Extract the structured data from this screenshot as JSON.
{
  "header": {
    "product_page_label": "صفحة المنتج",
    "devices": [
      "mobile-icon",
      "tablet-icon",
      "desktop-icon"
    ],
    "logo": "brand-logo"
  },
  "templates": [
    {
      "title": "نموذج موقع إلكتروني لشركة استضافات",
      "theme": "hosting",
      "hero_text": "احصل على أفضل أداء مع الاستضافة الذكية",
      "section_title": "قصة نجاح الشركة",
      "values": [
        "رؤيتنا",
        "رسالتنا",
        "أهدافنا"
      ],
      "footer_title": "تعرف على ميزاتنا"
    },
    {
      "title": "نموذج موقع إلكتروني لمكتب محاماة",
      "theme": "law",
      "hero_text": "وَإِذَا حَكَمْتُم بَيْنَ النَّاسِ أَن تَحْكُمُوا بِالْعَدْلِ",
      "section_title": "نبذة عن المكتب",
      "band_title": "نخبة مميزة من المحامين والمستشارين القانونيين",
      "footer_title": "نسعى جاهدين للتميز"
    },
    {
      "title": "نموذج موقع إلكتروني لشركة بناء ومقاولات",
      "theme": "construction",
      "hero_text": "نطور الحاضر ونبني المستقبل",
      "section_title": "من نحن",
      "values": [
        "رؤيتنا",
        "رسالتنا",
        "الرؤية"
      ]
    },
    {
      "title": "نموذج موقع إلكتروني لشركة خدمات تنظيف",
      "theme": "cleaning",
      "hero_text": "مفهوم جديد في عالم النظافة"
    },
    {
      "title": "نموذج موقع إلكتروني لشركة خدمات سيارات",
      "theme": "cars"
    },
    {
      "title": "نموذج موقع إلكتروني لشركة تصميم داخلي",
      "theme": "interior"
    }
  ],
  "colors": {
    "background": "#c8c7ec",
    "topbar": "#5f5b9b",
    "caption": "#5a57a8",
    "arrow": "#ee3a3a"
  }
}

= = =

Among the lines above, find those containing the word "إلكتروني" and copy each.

Expected answer:
      "title": "نموذج موقع إلكتروني لشركة استضافات",
      "title": "نموذج موقع إلكتروني لمكتب محاماة",
      "title": "نموذج موقع إلكتروني لشركة بناء ومقاولات",
      "title": "نموذج موقع إلكتروني لشركة خدمات تنظيف",
      "title": "نموذج موقع إلكتروني لشركة خدمات سيارات",
      "title": "نموذج موقع إلكتروني لشركة تصميم داخلي",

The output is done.